So true! Reminds me of PEEE EEEEWWW!

The nourishing of the mind through the reading and narration of well-written books is not easily understood without training. Indeed, I can say that this particular aspect of the training in the Practising School at Ambleside was usually the last to be grasped.


I wonder if she meant not easily understood by the teacher or by the child. It sounds like perhaps she's talking of the child here. Interesting. And to think that I sometimes become frustrated when my daughter "can't remember anything."

From Part One:

A hundred years ago the gentle voice of Charlotte Mason was heard and listened to by many people interested in a liberal education for all. It is the purpose of this book to record that voice anew because we still have no unifying principle, no definite aim, no philosophy of education.
We are surrounded by voices crying first for one reform and then for another, a little here and a little there. Energies and finances are dissipated in a welter of theory, while what we seek, an education which draws out the best of every child and builds a nation of responsible citizens, eludes us at every turn of the road.

Could this have been written today? Easily.

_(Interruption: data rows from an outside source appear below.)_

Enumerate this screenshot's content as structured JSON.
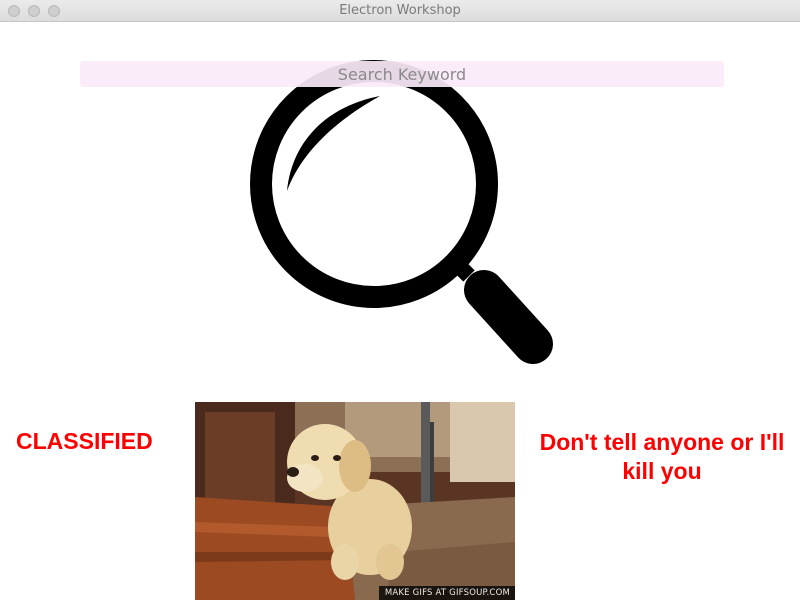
{
  "window": {
    "title": "Electron Workshop"
  },
  "search": {
    "placeholder": "Search Keyword",
    "value": ""
  },
  "left_text": "CLASSIFIED",
  "right_text": "Don't tell anyone or I'll kill you",
  "gif": {
    "watermark": "MAKE GIFS AT GIFSOUP.COM"
  },
  "icons": {
    "main": "magnifying-glass-icon"
  },
  "colors": {
    "search_bg": "#fbeaf8",
    "alert_text": "#ff0000",
    "icon": "#000000"
  }
}
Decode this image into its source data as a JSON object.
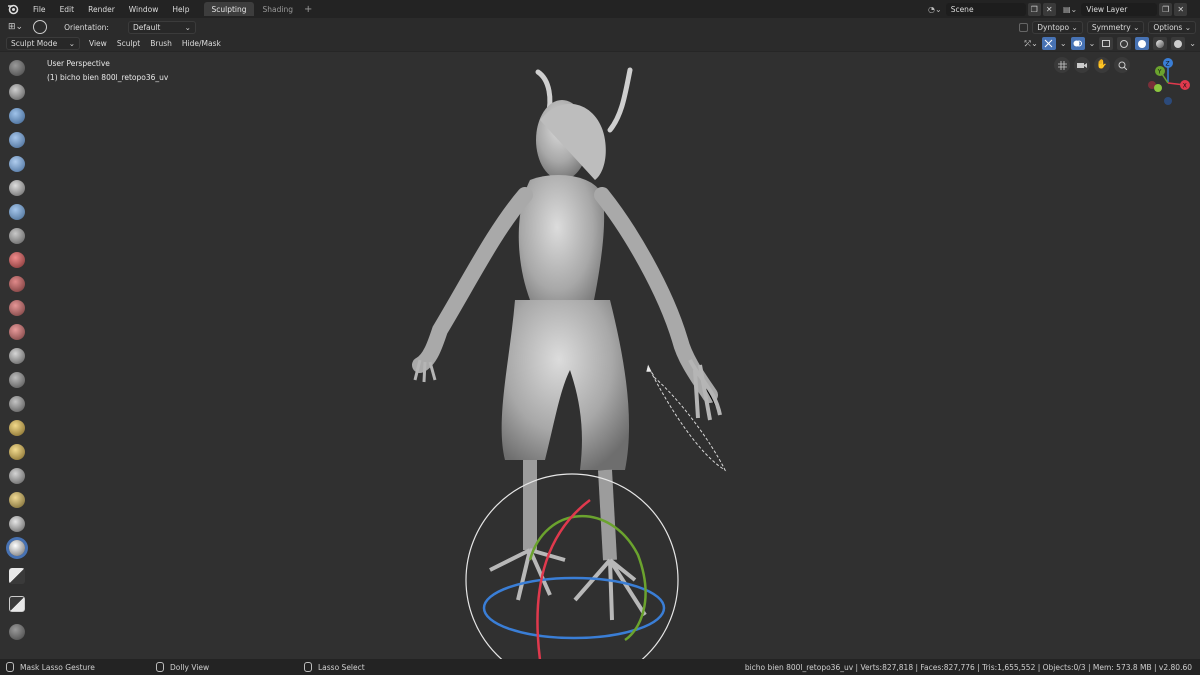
{
  "topbar": {
    "menu": [
      "File",
      "Edit",
      "Render",
      "Window",
      "Help"
    ],
    "tabs": [
      {
        "label": "Sculpting",
        "active": true
      },
      {
        "label": "Shading",
        "active": false
      }
    ],
    "add_tab": "+",
    "scene": "Scene",
    "view_layer": "View Layer"
  },
  "header": {
    "orientation_label": "Orientation:",
    "orientation_value": "Default",
    "dyntopo": "Dyntopo",
    "symmetry": "Symmetry",
    "options": "Options"
  },
  "header2": {
    "mode": "Sculpt Mode",
    "menus": [
      "View",
      "Sculpt",
      "Brush",
      "Hide/Mask"
    ]
  },
  "viewport": {
    "perspective": "User Perspective",
    "object": "(1) bicho bien 800l_retopo36_uv",
    "gizmo_labels": {
      "x": "X",
      "y": "Y",
      "z": "Z"
    }
  },
  "toolbar_icons": [
    "draw-brush",
    "clay-brush",
    "clay-strips-brush",
    "layer-brush",
    "inflate-brush",
    "blob-brush",
    "crease-brush",
    "smooth-brush",
    "flatten-brush",
    "fill-brush",
    "scrape-brush",
    "pinch-brush",
    "grab-brush",
    "snake-hook-brush",
    "thumb-brush",
    "nudge-brush",
    "rotate-brush",
    "mask-brush",
    "simplify-brush",
    "box-mask-tool",
    "lasso-mask-tool",
    "box-hide-tool",
    "transform-tool",
    "annotate-tool"
  ],
  "status": {
    "left": "Mask Lasso Gesture",
    "middle": "Dolly View",
    "right_action": "Lasso Select",
    "stats": "bicho bien 800l_retopo36_uv | Verts:827,818 | Faces:827,776 | Tris:1,655,552 | Objects:0/3 | Mem: 573.8 MB | v2.80.60"
  },
  "colors": {
    "accent": "#4772b3",
    "gizmo_x": "#e0394d",
    "gizmo_y": "#6ba32e",
    "gizmo_z": "#3a7ed6"
  }
}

She goes on...

The solution to our problems does not lie in more nursery schools, bigger comprehensives, a return to 'Eleven Plus' and the re-establishment of grammar schools. It lies in the child himself.

Of course, this leads to CM's philosophy that the child is born a person and that there are ways to make the most of the potential that exists in every child; a potential that God himself placed within them. Not something we need to fill them up with, but to cultivate; a treasure awaiting inspiration.

Can't wait to read the rest!

Friday, September 18, 2009

A Momentous Event!

At midnight (my most productive hour of the day) on this day; Friday, September 18th, let the "Living Charlotte Mason in California" Blog begin!

I hope this will be a place where we can post our thoughts, ideas, and reflections on living a Charlotte Mason Education with our children in this harsh and arid land that is California :)

In addition to the usual talk of CM things like narration, nature study, composer study and the like, we can also use this platform to talk about things like the need for a "West Coast" version of Comstock's Handbook of Nature Study where Oak leaves are accurately depicted as oblong, not lobed, and why Paddle doesn't come down the Colorado River and learn about droughts and the struggles that arise between farmers and Native Americans over water supply :)

If you've been invited to be a contributor on this blog, feel free to post at anytime about anything CM. I'm planning on linking to some of the "What is CM" and "How do I CM" blogs and sites so that we can be free to post about our own personal experiences, reflections, and thoughts that come up as we implement CM in our home and our lives. Thus, "living CM" in the title. Which, by the way was Johnna's great idea for a title - thanks Johnna!

Any thoughts, ideas on the blog's appearance, layout, etc. let me know. (I'm already working on widening it). We do need a header for the blog. Jen, were you going to look into some of your journal drawings?

This is a public and open blog so only post what information you feel comfortable with the entire world knowing, although I somehow find it unlikely that too many non-CM enthusiasts would happen this way.

Now let the posting begin!

But before I leave this post with text only, look at this little treasure one of the boys found in the harbor today. The first picture is the top of it, the second is the underside. Anyone able to find this in their field guide? (Note the very wrinkly fingers! A telltale sign of hours of fun in the water!!)